[[ Data excerpts, beginning ]]
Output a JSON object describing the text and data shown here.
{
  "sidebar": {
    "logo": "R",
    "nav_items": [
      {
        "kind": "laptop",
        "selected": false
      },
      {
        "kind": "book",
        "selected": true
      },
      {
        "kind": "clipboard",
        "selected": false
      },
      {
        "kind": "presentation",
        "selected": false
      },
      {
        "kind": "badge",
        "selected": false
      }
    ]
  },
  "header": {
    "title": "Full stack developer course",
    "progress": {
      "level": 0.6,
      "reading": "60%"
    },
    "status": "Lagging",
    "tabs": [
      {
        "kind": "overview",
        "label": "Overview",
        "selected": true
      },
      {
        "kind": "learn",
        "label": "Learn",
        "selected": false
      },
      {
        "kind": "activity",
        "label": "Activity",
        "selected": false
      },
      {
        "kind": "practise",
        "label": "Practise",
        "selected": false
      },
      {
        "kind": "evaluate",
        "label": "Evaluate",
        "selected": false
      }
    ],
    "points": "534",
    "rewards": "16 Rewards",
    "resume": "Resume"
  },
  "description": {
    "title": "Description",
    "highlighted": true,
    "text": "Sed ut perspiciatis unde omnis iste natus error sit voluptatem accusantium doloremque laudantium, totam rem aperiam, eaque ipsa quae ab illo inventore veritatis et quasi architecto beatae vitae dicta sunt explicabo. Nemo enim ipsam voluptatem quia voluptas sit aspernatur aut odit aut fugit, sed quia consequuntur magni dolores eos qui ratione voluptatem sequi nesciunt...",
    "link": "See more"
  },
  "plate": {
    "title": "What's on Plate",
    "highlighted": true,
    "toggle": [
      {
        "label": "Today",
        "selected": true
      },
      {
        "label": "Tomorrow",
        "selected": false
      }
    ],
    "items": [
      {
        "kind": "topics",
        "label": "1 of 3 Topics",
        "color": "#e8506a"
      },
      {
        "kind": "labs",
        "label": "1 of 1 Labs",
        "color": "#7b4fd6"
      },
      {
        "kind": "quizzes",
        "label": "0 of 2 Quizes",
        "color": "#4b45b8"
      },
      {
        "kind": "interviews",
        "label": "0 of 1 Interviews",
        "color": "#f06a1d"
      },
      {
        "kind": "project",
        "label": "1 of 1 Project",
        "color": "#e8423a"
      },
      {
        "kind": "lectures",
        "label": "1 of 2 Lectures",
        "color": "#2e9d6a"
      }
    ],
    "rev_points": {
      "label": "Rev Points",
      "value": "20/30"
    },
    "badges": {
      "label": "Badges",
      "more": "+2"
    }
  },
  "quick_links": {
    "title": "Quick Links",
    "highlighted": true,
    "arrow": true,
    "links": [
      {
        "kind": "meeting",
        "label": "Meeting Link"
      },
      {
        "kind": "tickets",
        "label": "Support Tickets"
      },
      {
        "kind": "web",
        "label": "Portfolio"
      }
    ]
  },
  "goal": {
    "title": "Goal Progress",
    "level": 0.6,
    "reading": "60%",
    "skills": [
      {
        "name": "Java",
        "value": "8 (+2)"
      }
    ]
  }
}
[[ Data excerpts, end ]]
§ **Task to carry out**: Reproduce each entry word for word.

§ **Exercise answer**:
Output a JSON object describing the text and data shown here.
{
  "sidebar": {
    "logo": "R",
    "nav_items": [
      {
        "kind": "laptop",
        "selected": false
      },
      {
        "kind": "book",
        "selected": true
      },
      {
        "kind": "clipboard",
        "selected": false
      },
      {
        "kind": "presentation",
        "selected": false
      },
      {
        "kind": "badge",
        "selected": false
      }
    ]
  },
  "header": {
    "title": "Full stack developer course",
    "progress": {
      "level": 0.6,
      "reading": "60%"
    },
    "status": "Lagging",
    "tabs": [
      {
        "kind": "overview",
        "label": "Overview",
        "selected": true
      },
      {
        "kind": "learn",
        "label": "Learn",
        "selected": false
      },
      {
        "kind": "activity",
        "label": "Activity",
        "selected": false
      },
      {
        "kind": "practise",
        "label": "Practise",
        "selected": false
      },
      {
        "kind": "evaluate",
        "label": "Evaluate",
        "selected": false
      }
    ],
    "points": "534",
    "rewards": "16 Rewards",
    "resume": "Resume"
  },
  "description": {
    "title": "Description",
    "highlighted": true,
    "text": "Sed ut perspiciatis unde omnis iste natus error sit voluptatem accusantium doloremque laudantium, totam rem aperiam, eaque ipsa quae ab illo inventore veritatis et quasi architecto beatae vitae dicta sunt explicabo. Nemo enim ipsam voluptatem quia voluptas sit aspernatur aut odit aut fugit, sed quia consequuntur magni dolores eos qui ratione voluptatem sequi nesciunt...",
    "link": "See more"
  },
  "plate": {
    "title": "What's on Plate",
    "highlighted": true,
    "toggle": [
      {
        "label": "Today",
        "selected": true
      },
      {
        "label": "Tomorrow",
        "selected": false
      }
    ],
    "items": [
      {
        "kind": "topics",
        "label": "1 of 3 Topics",
        "color": "#e8506a"
      },
      {
        "kind": "labs",
        "label": "1 of 1 Labs",
        "color": "#7b4fd6"
      },
      {
        "kind": "quizzes",
        "label": "0 of 2 Quizes",
        "color": "#4b45b8"
      },
      {
        "kind": "interviews",
        "label": "0 of 1 Interviews",
        "color": "#f06a1d"
      },
      {
        "kind": "project",
        "label": "1 of 1 Project",
        "color": "#e8423a"
      },
      {
        "kind": "lectures",
        "label": "1 of 2 Lectures",
        "color": "#2e9d6a"
      }
    ],
    "rev_points": {
      "label": "Rev Points",
      "value": "20/30"
    },
    "badges": {
      "label": "Badges",
      "more": "+2"
    }
  },
  "quick_links": {
    "title": "Quick Links",
    "highlighted": true,
    "arrow": true,
    "links": [
      {
        "kind": "meeting",
        "label": "Meeting Link"
      },
      {
        "kind": "tickets",
        "label": "Support Tickets"
      },
      {
        "kind": "web",
        "label": "Portfolio"
      }
    ]
  },
  "goal": {
    "title": "Goal Progress",
    "level": 0.6,
    "reading": "60%",
    "skills": [
      {
        "name": "Java",
        "value": "8 (+2)"
      }
    ]
  }
}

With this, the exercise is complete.